*What the task asks*:
Scan the material below for "Daily", then return each line that contains it.

--- Exercise inputs ---

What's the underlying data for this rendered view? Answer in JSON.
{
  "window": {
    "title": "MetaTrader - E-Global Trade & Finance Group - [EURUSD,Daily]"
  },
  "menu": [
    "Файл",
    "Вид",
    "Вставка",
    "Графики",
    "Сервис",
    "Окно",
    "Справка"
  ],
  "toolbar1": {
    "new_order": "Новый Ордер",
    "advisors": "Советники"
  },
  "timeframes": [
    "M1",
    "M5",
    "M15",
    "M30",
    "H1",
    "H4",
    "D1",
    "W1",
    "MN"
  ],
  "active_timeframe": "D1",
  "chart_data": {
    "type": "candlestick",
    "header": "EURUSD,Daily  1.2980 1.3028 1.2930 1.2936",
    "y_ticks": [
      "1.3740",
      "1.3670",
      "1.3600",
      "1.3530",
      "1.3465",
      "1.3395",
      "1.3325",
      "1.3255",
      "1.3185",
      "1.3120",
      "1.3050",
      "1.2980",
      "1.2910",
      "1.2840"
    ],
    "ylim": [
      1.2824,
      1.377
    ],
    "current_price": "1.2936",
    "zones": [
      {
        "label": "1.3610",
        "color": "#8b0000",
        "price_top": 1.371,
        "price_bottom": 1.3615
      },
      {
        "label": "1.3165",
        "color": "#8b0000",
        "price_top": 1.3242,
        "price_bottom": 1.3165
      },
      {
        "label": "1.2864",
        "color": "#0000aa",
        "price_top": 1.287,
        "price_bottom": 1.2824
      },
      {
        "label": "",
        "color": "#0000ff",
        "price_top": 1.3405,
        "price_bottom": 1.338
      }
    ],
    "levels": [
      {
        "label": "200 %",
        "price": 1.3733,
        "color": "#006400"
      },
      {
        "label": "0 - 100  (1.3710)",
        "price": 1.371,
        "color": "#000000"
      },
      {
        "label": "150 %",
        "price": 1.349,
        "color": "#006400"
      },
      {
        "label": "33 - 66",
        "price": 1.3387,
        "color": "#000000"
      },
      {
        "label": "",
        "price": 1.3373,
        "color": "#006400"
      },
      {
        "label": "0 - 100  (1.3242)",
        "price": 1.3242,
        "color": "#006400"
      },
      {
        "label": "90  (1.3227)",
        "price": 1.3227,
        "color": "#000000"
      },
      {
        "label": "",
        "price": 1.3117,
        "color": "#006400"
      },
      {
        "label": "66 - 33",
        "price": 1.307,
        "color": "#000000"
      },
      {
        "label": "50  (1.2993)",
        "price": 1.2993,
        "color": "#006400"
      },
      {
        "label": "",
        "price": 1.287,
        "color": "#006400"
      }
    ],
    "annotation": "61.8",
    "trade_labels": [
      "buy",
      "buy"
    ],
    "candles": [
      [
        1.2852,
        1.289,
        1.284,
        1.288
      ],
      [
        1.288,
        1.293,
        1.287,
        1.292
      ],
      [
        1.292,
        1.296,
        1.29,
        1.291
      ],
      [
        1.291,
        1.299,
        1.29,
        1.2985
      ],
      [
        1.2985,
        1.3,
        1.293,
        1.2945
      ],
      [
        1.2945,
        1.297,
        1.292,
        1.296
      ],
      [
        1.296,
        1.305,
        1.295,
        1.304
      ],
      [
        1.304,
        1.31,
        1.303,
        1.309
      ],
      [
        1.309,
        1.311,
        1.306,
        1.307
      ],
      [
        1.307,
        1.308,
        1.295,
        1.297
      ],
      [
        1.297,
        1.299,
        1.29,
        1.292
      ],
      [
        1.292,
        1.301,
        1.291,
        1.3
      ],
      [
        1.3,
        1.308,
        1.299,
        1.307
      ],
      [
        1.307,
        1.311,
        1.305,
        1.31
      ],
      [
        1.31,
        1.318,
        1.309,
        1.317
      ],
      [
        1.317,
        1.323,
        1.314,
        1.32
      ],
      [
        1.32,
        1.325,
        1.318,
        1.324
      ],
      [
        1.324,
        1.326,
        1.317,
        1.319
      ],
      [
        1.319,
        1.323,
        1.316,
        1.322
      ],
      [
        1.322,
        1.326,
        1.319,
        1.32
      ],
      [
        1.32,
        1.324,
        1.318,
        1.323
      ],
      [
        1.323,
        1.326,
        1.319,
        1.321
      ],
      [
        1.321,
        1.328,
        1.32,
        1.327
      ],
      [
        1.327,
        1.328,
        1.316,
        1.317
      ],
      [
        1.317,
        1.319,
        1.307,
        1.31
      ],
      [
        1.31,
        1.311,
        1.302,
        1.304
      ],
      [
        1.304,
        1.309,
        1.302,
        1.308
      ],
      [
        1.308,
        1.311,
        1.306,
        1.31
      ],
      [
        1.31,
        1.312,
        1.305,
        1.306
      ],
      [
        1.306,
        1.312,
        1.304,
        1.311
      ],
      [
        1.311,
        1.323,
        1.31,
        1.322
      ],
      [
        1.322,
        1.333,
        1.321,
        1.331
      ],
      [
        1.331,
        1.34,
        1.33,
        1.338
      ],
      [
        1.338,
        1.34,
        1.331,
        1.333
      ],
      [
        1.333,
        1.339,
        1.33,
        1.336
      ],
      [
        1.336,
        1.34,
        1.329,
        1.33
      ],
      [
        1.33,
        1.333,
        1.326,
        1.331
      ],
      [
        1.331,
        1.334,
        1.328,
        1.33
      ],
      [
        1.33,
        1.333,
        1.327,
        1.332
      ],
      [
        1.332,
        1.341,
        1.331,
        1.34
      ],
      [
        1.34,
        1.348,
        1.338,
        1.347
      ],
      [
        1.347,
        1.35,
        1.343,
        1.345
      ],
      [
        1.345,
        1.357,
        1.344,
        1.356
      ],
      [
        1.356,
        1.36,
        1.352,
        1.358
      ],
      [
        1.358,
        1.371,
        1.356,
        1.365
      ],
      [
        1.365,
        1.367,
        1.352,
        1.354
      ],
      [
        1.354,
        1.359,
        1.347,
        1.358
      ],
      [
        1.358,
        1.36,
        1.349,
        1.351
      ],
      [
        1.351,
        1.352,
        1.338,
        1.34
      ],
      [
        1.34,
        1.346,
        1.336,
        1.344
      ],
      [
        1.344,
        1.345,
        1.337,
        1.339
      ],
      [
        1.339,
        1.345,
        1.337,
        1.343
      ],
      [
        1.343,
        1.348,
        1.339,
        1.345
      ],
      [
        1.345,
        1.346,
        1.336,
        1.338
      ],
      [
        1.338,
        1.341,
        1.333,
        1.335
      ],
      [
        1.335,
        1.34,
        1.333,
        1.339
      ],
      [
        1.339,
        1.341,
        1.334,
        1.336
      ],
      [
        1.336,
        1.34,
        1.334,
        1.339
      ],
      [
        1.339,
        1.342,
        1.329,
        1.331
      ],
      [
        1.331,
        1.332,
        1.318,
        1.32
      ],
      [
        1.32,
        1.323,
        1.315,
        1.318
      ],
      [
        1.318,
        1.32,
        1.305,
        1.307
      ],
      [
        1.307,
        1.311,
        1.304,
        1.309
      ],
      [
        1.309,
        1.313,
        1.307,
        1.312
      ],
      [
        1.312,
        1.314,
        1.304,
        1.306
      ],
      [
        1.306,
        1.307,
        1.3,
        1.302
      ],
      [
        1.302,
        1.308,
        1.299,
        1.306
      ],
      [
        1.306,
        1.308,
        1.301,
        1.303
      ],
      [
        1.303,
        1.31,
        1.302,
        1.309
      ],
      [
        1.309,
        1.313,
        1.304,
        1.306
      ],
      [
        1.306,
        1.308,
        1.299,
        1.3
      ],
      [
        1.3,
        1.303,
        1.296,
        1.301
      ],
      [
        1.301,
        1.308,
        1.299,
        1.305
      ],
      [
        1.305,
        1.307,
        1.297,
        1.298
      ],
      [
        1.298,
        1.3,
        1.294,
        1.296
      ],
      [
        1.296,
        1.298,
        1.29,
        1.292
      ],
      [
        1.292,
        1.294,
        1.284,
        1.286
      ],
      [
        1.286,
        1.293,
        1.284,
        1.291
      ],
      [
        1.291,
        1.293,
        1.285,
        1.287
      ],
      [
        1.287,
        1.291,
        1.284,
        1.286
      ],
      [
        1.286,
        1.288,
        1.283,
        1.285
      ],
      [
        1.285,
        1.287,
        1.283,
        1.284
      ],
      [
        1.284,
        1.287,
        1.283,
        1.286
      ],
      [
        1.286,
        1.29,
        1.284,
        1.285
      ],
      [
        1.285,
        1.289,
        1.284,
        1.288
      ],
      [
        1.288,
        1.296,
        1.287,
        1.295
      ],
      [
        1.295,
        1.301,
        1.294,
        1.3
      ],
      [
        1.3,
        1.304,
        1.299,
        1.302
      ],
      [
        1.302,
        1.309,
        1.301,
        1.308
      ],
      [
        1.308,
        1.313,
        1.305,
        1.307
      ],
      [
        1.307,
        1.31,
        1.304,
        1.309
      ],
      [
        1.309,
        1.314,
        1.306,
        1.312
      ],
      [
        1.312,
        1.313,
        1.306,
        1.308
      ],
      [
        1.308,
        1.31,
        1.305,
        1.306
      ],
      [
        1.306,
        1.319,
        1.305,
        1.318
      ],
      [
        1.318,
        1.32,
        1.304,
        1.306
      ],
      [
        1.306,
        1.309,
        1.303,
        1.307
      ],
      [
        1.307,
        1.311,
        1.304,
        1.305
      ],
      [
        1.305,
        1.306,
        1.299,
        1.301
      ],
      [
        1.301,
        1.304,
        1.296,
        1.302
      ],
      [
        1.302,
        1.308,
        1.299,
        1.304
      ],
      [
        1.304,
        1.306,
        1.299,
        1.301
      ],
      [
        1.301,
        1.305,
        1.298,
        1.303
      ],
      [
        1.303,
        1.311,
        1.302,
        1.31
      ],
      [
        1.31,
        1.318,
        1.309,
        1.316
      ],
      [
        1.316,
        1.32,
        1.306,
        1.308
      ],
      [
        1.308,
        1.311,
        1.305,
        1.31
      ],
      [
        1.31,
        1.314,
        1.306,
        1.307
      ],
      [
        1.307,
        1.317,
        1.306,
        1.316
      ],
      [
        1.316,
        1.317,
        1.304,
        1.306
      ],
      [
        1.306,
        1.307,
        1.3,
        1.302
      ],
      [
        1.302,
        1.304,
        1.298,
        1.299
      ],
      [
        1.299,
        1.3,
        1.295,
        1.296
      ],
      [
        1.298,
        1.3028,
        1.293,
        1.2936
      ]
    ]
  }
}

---

*Solution to this problem*:
    "title": "MetaTrader - E-Global Trade & Finance Group - [EURUSD,Daily]"
    "header": "EURUSD,Daily  1.2980 1.3028 1.2930 1.2936",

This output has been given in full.